_ACTION ITEM_
When the word "this" shows up in a line of the records below, copy that line.

_DATA EXCERPTS_
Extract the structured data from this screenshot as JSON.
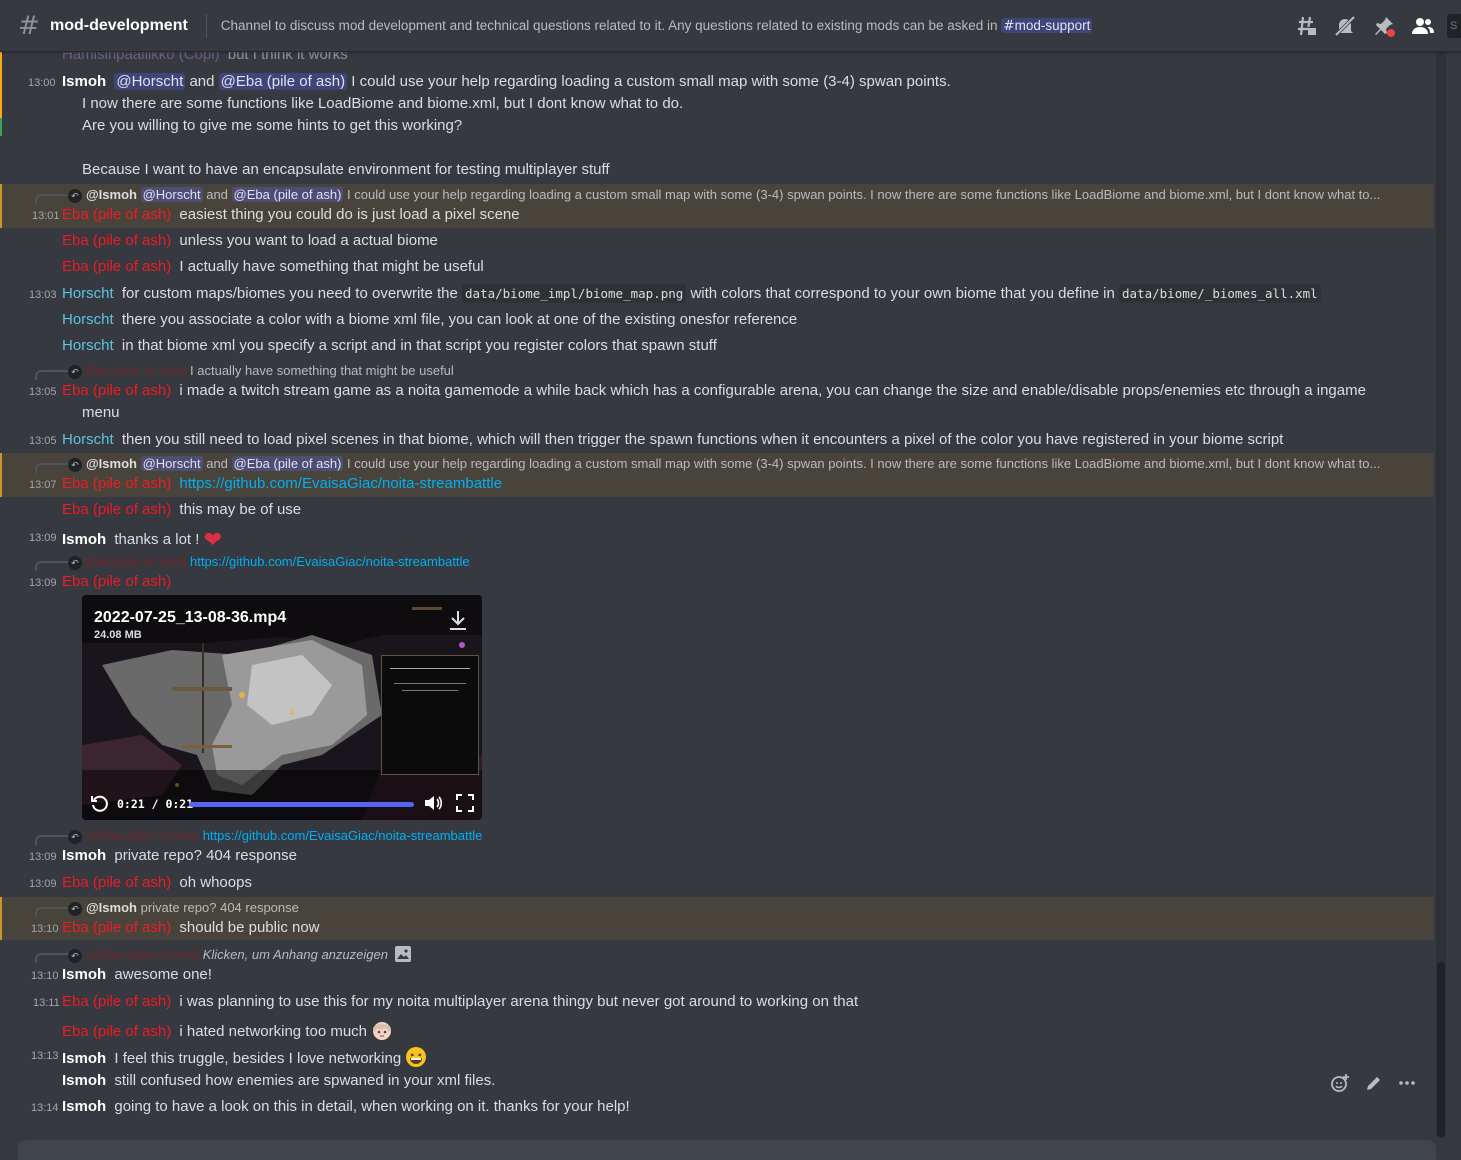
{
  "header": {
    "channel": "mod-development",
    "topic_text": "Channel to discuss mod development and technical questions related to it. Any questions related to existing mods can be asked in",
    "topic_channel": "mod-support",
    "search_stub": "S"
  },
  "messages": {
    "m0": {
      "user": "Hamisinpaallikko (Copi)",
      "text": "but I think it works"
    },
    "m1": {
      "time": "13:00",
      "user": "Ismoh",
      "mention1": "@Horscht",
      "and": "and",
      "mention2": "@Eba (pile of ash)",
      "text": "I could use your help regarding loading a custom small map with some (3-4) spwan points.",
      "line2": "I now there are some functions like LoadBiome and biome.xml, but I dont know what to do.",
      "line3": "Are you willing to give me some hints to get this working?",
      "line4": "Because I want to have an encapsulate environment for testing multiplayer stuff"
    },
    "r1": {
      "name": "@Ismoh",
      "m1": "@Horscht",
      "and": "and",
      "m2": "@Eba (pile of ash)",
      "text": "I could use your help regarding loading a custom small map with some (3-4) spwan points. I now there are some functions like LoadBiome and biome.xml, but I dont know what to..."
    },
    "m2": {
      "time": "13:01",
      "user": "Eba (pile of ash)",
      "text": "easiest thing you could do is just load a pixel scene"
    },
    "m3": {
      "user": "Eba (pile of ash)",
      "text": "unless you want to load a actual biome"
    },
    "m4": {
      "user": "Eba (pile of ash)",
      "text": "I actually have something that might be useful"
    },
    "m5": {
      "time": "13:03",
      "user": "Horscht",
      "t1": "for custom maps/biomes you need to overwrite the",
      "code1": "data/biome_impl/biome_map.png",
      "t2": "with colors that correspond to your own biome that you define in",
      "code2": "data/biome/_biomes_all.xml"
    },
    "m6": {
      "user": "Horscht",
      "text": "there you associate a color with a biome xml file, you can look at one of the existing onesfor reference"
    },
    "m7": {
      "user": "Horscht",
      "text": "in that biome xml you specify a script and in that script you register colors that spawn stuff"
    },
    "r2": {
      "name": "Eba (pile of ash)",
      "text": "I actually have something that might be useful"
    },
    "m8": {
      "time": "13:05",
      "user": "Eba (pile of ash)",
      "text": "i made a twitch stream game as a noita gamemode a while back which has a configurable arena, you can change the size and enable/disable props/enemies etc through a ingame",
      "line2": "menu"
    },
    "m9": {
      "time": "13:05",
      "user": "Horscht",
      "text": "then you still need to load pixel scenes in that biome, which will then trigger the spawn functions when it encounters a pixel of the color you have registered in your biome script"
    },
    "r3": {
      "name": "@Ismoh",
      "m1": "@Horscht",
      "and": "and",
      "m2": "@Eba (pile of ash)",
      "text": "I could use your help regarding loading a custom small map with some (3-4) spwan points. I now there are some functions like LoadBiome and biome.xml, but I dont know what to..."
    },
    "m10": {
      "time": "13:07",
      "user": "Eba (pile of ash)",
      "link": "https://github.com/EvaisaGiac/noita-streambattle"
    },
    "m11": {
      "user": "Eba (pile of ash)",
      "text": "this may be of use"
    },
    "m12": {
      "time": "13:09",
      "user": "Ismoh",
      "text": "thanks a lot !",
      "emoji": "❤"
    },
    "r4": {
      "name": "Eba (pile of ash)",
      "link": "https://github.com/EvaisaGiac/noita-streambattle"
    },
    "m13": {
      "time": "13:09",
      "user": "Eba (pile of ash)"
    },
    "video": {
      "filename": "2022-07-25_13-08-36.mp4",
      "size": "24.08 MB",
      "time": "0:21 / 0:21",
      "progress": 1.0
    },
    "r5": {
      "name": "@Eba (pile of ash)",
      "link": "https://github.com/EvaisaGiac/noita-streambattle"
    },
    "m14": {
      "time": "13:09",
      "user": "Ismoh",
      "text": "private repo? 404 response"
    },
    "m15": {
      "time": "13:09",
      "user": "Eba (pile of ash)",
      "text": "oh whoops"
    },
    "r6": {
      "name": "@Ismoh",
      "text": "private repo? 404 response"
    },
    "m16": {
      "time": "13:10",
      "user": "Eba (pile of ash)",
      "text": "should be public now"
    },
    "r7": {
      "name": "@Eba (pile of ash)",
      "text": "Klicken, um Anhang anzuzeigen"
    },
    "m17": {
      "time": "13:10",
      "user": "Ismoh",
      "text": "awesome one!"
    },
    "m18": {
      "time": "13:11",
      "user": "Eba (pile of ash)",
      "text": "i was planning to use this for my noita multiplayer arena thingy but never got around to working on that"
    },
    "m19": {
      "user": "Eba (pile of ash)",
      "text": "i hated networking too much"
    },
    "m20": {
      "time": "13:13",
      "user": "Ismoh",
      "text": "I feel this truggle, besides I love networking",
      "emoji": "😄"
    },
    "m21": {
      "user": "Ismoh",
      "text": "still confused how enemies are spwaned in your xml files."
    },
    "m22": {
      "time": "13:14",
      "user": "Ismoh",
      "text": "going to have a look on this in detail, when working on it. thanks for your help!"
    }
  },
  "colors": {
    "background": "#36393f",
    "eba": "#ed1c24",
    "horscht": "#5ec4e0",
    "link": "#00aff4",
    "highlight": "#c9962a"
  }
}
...
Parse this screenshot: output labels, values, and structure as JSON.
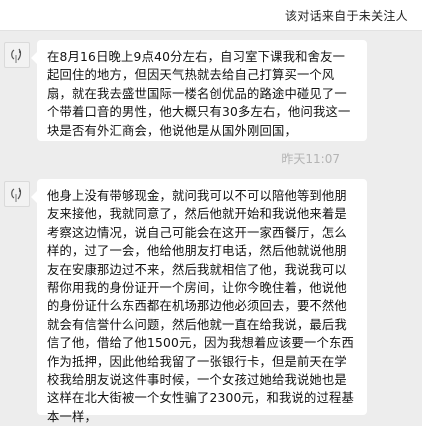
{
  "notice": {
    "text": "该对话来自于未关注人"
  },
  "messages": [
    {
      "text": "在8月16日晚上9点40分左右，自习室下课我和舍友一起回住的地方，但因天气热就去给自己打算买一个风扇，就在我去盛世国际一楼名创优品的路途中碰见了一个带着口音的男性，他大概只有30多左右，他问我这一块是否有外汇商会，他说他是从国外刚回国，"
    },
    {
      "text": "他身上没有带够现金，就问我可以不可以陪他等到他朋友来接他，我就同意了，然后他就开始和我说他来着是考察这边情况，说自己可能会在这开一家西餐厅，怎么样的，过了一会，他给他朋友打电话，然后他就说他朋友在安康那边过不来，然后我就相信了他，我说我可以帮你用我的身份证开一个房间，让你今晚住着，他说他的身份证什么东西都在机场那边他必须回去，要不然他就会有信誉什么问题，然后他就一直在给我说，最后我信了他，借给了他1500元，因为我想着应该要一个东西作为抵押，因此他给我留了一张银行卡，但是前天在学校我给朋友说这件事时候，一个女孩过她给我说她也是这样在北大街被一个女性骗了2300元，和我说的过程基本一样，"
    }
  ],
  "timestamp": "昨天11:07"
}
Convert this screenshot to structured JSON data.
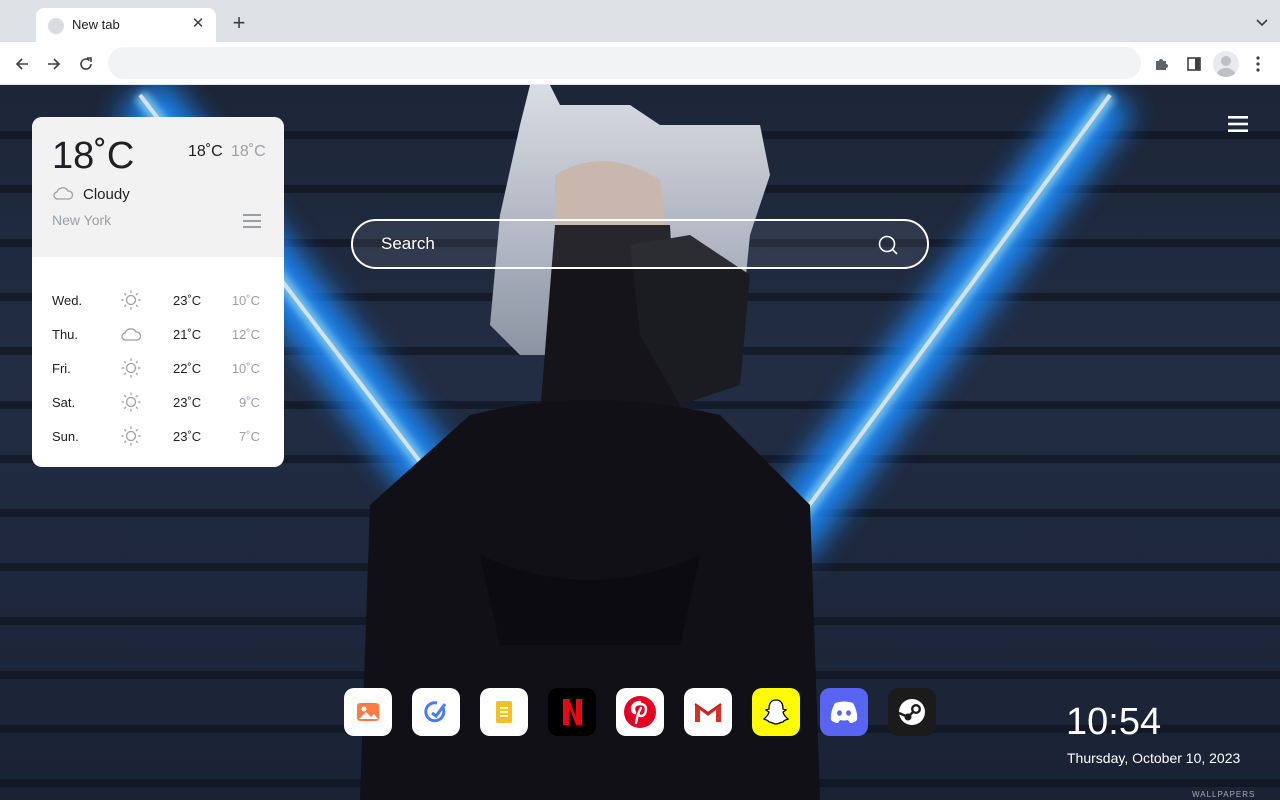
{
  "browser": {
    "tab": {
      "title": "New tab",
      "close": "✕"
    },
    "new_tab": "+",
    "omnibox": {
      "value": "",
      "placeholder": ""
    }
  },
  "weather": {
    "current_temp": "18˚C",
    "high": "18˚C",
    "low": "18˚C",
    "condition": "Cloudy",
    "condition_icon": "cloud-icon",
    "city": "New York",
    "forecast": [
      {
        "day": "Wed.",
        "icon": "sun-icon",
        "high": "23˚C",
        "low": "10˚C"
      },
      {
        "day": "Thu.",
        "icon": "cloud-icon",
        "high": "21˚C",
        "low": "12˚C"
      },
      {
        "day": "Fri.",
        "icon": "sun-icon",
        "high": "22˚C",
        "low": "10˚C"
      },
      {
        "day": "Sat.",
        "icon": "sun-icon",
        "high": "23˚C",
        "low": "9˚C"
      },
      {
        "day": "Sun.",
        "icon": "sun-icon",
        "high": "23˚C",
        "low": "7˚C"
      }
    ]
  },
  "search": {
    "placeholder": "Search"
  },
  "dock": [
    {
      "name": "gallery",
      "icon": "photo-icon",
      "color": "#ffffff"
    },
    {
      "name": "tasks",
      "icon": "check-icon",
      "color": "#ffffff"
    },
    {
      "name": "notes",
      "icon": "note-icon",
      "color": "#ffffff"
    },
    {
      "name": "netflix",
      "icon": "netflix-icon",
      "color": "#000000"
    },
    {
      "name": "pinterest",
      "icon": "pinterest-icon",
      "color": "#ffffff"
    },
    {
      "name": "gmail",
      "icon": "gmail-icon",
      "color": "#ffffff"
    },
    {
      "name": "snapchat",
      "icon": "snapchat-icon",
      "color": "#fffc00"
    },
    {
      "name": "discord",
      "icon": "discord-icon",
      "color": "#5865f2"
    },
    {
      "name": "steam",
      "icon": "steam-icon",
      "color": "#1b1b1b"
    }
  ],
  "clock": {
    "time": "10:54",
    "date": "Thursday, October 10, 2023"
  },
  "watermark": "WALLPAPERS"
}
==
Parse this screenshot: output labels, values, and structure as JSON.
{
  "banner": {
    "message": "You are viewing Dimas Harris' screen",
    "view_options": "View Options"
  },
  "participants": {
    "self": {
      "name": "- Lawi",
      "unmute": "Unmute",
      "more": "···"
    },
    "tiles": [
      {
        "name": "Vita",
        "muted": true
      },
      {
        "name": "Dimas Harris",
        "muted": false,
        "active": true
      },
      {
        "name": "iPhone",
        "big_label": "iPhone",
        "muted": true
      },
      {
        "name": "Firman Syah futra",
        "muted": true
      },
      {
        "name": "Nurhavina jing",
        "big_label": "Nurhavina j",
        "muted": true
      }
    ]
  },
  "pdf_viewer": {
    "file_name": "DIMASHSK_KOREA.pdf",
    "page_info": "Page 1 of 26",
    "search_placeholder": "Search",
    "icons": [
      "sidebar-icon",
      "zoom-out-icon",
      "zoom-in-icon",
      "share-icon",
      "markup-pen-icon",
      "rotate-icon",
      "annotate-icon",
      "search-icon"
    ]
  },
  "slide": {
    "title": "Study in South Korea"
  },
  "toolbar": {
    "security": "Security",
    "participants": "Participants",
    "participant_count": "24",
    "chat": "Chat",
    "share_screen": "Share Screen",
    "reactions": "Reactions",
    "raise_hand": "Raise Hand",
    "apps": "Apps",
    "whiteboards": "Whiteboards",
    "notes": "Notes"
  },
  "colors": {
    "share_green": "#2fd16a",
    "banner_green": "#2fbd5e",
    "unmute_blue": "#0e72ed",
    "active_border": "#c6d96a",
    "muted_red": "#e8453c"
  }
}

_OUTPUT OF THE TASK_
Extract the structured data from this screenshot as JSON.
      "line3": "Are you willing to give me some hints to get this working?",
      "text": "this may be of use"
      "text": "i was planning to use this for my noita multiplayer arena thingy but never got around to working on that"
      "text": "I feel this truggle, besides I love networking",
      "text": "going to have a look on this in detail, when working on it. thanks for your help!"
Parse this screenshot: output labels, values, and structure as JSON.
Convert this screenshot to structured JSON data.
Parse this screenshot: output labels, values, and structure as JSON.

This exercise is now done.